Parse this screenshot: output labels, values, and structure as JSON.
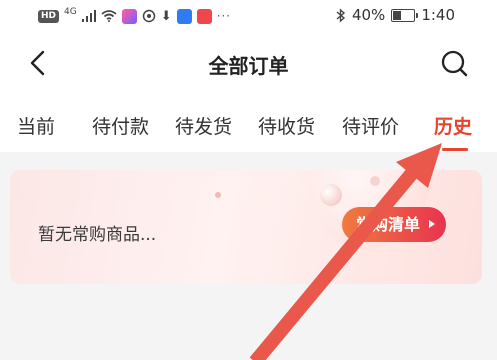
{
  "status_bar": {
    "hd": "HD",
    "network": "4G",
    "battery": "40%",
    "battery_level": 0.4,
    "time": "1:40",
    "more": "···"
  },
  "header": {
    "title": "全部订单"
  },
  "tabs": [
    {
      "label": "当前",
      "active": false
    },
    {
      "label": "待付款",
      "active": false
    },
    {
      "label": "待发货",
      "active": false
    },
    {
      "label": "待收货",
      "active": false
    },
    {
      "label": "待评价",
      "active": false
    },
    {
      "label": "历史",
      "active": true
    }
  ],
  "card": {
    "empty_text": "暂无常购商品...",
    "button_label": "常购清单"
  },
  "colors": {
    "accent": "#e7432e",
    "annotation_arrow": "#e9584a",
    "button_gradient_start": "#f07b3f",
    "button_gradient_end": "#e8334f"
  },
  "icons": {
    "back": "chevron-left-icon",
    "search": "search-icon",
    "annotation": "pointer-arrow-icon"
  }
}
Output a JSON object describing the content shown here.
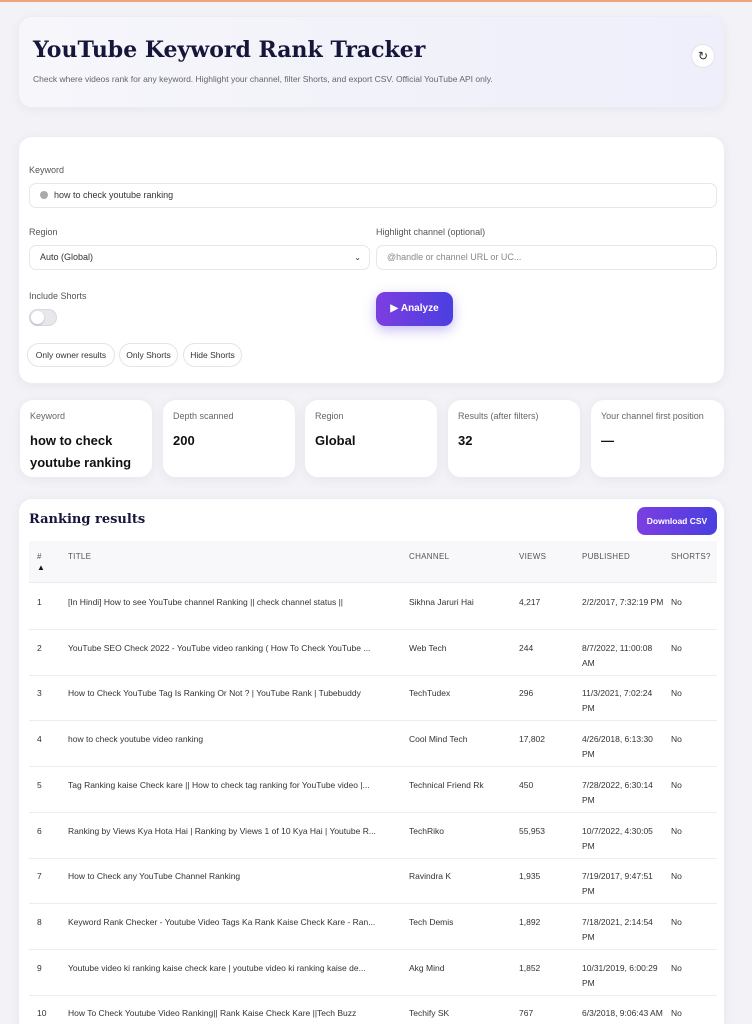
{
  "header": {
    "title": "YouTube Keyword Rank Tracker",
    "subtitle": "Check where videos rank for any keyword. Highlight your channel, filter Shorts, and export CSV. Official YouTube API only.",
    "refresh_icon": "refresh-icon"
  },
  "form": {
    "keyword_label": "Keyword",
    "keyword_value": "how to check youtube ranking",
    "region_label": "Region",
    "region_value": "Auto (Global)",
    "highlight_label": "Highlight channel (optional)",
    "highlight_placeholder": "@handle or channel URL or UC...",
    "shorts_label": "Include Shorts",
    "shorts_enabled": false,
    "filters": [
      "Only owner results",
      "Only Shorts",
      "Hide Shorts"
    ],
    "analyze_label": "Analyze"
  },
  "stats": [
    {
      "label": "Keyword",
      "value": "how to check youtube ranking"
    },
    {
      "label": "Depth scanned",
      "value": "200"
    },
    {
      "label": "Region",
      "value": "Global"
    },
    {
      "label": "Results (after filters)",
      "value": "32"
    },
    {
      "label": "Your channel first position",
      "value": "—"
    }
  ],
  "results": {
    "title": "Ranking results",
    "download_label": "Download CSV",
    "columns": [
      "#",
      "TITLE",
      "CHANNEL",
      "VIEWS",
      "PUBLISHED",
      "SHORTS?"
    ],
    "sort_arrow": "▲",
    "rows": [
      {
        "rank": "1",
        "title": "[In Hindi] How to see YouTube channel Ranking || check channel status ||",
        "channel": "Sikhna Jaruri Hai",
        "views": "4,217",
        "published": "2/2/2017, 7:32:19 PM",
        "shorts": "No"
      },
      {
        "rank": "2",
        "title": "YouTube SEO Check 2022 - YouTube video ranking ( How To Check YouTube ...",
        "channel": "Web Tech",
        "views": "244",
        "published": "8/7/2022, 11:00:08 AM",
        "shorts": "No"
      },
      {
        "rank": "3",
        "title": "How to Check YouTube Tag Is Ranking Or Not ? | YouTube Rank | Tubebuddy",
        "channel": "TechTudex",
        "views": "296",
        "published": "11/3/2021, 7:02:24 PM",
        "shorts": "No"
      },
      {
        "rank": "4",
        "title": "how to check youtube video ranking",
        "channel": "Cool Mind Tech",
        "views": "17,802",
        "published": "4/26/2018, 6:13:30 PM",
        "shorts": "No"
      },
      {
        "rank": "5",
        "title": "Tag Ranking kaise Check kare || How to check tag ranking for YouTube video |...",
        "channel": "Technical Friend Rk",
        "views": "450",
        "published": "7/28/2022, 6:30:14 PM",
        "shorts": "No"
      },
      {
        "rank": "6",
        "title": "Ranking by Views Kya Hota Hai | Ranking by Views 1 of 10 Kya Hai | Youtube R...",
        "channel": "TechRiko",
        "views": "55,953",
        "published": "10/7/2022, 4:30:05 PM",
        "shorts": "No"
      },
      {
        "rank": "7",
        "title": "How to Check any YouTube Channel Ranking",
        "channel": "Ravindra K",
        "views": "1,935",
        "published": "7/19/2017, 9:47:51 PM",
        "shorts": "No"
      },
      {
        "rank": "8",
        "title": "Keyword Rank Checker - Youtube Video Tags Ka Rank Kaise Check Kare - Ran...",
        "channel": "Tech Demis",
        "views": "1,892",
        "published": "7/18/2021, 2:14:54 PM",
        "shorts": "No"
      },
      {
        "rank": "9",
        "title": "Youtube video ki ranking kaise check kare | youtube video ki ranking kaise de...",
        "channel": "Akg Mind",
        "views": "1,852",
        "published": "10/31/2019, 6:00:29 PM",
        "shorts": "No"
      },
      {
        "rank": "10",
        "title": "How To Check Youtube Video Ranking|| Rank Kaise Check Kare ||Tech Buzz",
        "channel": "Techify SK",
        "views": "767",
        "published": "6/3/2018, 9:06:43 AM",
        "shorts": "No"
      }
    ]
  }
}
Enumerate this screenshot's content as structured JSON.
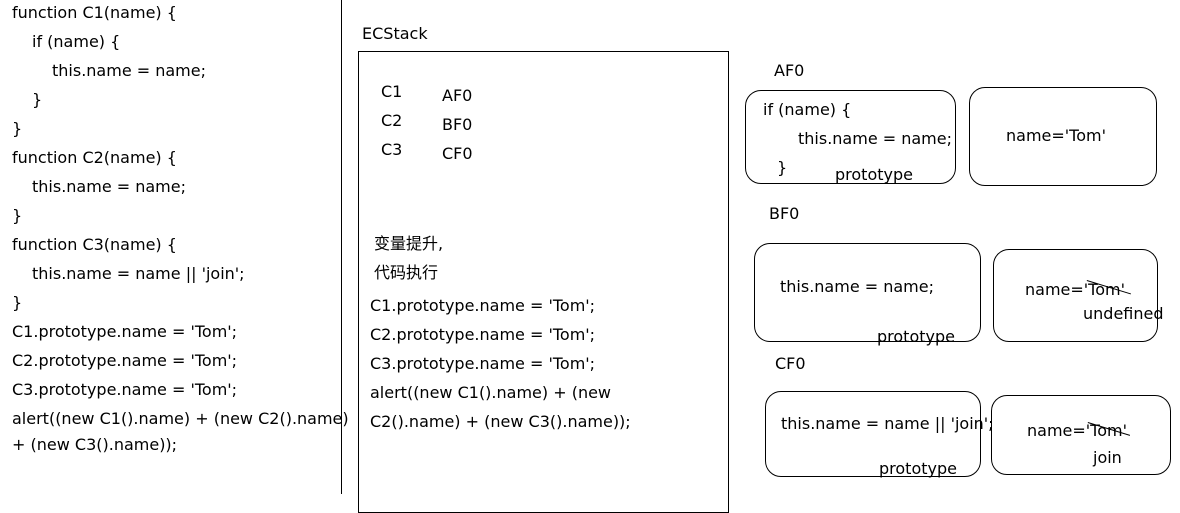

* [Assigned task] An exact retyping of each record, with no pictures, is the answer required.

* [Answer to the exercise]
Parse this screenshot: output labels, values, and structure as JSON.
{
  "status_bar": {
    "hd": "HD",
    "network": "4G",
    "battery": "40%",
    "battery_level": 0.4,
    "time": "1:40",
    "more": "···"
  },
  "header": {
    "title": "全部订单"
  },
  "tabs": [
    {
      "label": "当前",
      "active": false
    },
    {
      "label": "待付款",
      "active": false
    },
    {
      "label": "待发货",
      "active": false
    },
    {
      "label": "待收货",
      "active": false
    },
    {
      "label": "待评价",
      "active": false
    },
    {
      "label": "历史",
      "active": true
    }
  ],
  "card": {
    "empty_text": "暂无常购商品...",
    "button_label": "常购清单"
  },
  "colors": {
    "accent": "#e7432e",
    "annotation_arrow": "#e9584a",
    "button_gradient_start": "#f07b3f",
    "button_gradient_end": "#e8334f"
  },
  "icons": {
    "back": "chevron-left-icon",
    "search": "search-icon",
    "annotation": "pointer-arrow-icon"
  }
}
Output a JSON object describing the content shown here.
{
  "header": {
    "title": "YouTube Keyword Rank Tracker",
    "subtitle": "Check where videos rank for any keyword. Highlight your channel, filter Shorts, and export CSV. Official YouTube API only.",
    "refresh_icon": "refresh-icon"
  },
  "form": {
    "keyword_label": "Keyword",
    "keyword_value": "how to check youtube ranking",
    "region_label": "Region",
    "region_value": "Auto (Global)",
    "highlight_label": "Highlight channel (optional)",
    "highlight_placeholder": "@handle or channel URL or UC...",
    "shorts_label": "Include Shorts",
    "shorts_enabled": false,
    "filters": [
      "Only owner results",
      "Only Shorts",
      "Hide Shorts"
    ],
    "analyze_label": "Analyze"
  },
  "stats": [
    {
      "label": "Keyword",
      "value": "how to check youtube ranking"
    },
    {
      "label": "Depth scanned",
      "value": "200"
    },
    {
      "label": "Region",
      "value": "Global"
    },
    {
      "label": "Results (after filters)",
      "value": "32"
    },
    {
      "label": "Your channel first position",
      "value": "—"
    }
  ],
  "results": {
    "title": "Ranking results",
    "download_label": "Download CSV",
    "columns": [
      "#",
      "TITLE",
      "CHANNEL",
      "VIEWS",
      "PUBLISHED",
      "SHORTS?"
    ],
    "sort_arrow": "▲",
    "rows": [
      {
        "rank": "1",
        "title": "[In Hindi] How to see YouTube channel Ranking || check channel status ||",
        "channel": "Sikhna Jaruri Hai",
        "views": "4,217",
        "published": "2/2/2017, 7:32:19 PM",
        "shorts": "No"
      },
      {
        "rank": "2",
        "title": "YouTube SEO Check 2022 - YouTube video ranking ( How To Check YouTube ...",
        "channel": "Web Tech",
        "views": "244",
        "published": "8/7/2022, 11:00:08 AM",
        "shorts": "No"
      },
      {
        "rank": "3",
        "title": "How to Check YouTube Tag Is Ranking Or Not ? | YouTube Rank | Tubebuddy",
        "channel": "TechTudex",
        "views": "296",
        "published": "11/3/2021, 7:02:24 PM",
        "shorts": "No"
      },
      {
        "rank": "4",
        "title": "how to check youtube video ranking",
        "channel": "Cool Mind Tech",
        "views": "17,802",
        "published": "4/26/2018, 6:13:30 PM",
        "shorts": "No"
      },
      {
        "rank": "5",
        "title": "Tag Ranking kaise Check kare || How to check tag ranking for YouTube video |...",
        "channel": "Technical Friend Rk",
        "views": "450",
        "published": "7/28/2022, 6:30:14 PM",
        "shorts": "No"
      },
      {
        "rank": "6",
        "title": "Ranking by Views Kya Hota Hai | Ranking by Views 1 of 10 Kya Hai | Youtube R...",
        "channel": "TechRiko",
        "views": "55,953",
        "published": "10/7/2022, 4:30:05 PM",
        "shorts": "No"
      },
      {
        "rank": "7",
        "title": "How to Check any YouTube Channel Ranking",
        "channel": "Ravindra K",
        "views": "1,935",
        "published": "7/19/2017, 9:47:51 PM",
        "shorts": "No"
      },
      {
        "rank": "8",
        "title": "Keyword Rank Checker - Youtube Video Tags Ka Rank Kaise Check Kare - Ran...",
        "channel": "Tech Demis",
        "views": "1,892",
        "published": "7/18/2021, 2:14:54 PM",
        "shorts": "No"
      },
      {
        "rank": "9",
        "title": "Youtube video ki ranking kaise check kare | youtube video ki ranking kaise de...",
        "channel": "Akg Mind",
        "views": "1,852",
        "published": "10/31/2019, 6:00:29 PM",
        "shorts": "No"
      },
      {
        "rank": "10",
        "title": "How To Check Youtube Video Ranking|| Rank Kaise Check Kare ||Tech Buzz",
        "channel": "Techify SK",
        "views": "767",
        "published": "6/3/2018, 9:06:43 AM",
        "shorts": "No"
      }
    ]
  }
}
Enumerate this screenshot's content as structured JSON.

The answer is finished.